(Dataset items)
※ ※ ※
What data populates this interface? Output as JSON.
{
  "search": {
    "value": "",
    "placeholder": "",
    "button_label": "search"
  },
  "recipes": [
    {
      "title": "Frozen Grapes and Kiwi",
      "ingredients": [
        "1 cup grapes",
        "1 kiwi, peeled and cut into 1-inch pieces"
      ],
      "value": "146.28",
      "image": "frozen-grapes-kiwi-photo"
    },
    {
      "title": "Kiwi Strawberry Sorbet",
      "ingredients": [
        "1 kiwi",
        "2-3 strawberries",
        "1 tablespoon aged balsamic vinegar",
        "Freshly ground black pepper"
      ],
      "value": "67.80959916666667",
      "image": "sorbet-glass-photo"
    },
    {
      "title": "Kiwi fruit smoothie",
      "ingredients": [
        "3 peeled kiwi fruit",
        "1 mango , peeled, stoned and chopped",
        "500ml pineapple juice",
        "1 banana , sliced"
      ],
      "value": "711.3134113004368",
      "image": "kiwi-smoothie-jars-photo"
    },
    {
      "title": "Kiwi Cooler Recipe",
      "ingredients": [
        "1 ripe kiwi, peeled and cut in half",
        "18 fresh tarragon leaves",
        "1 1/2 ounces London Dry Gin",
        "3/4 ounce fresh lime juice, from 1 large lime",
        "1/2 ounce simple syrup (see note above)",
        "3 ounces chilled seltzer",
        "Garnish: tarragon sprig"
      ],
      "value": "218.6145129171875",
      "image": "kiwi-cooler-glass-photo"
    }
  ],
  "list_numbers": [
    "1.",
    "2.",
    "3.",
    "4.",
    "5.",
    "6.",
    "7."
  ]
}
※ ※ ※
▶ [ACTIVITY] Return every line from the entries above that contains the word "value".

▶ [SOLUTION TO THIS PROBLEM]
    "value": "",
      "value": "146.28",
      "value": "67.80959916666667",
      "value": "711.3134113004368",
      "value": "218.6145129171875",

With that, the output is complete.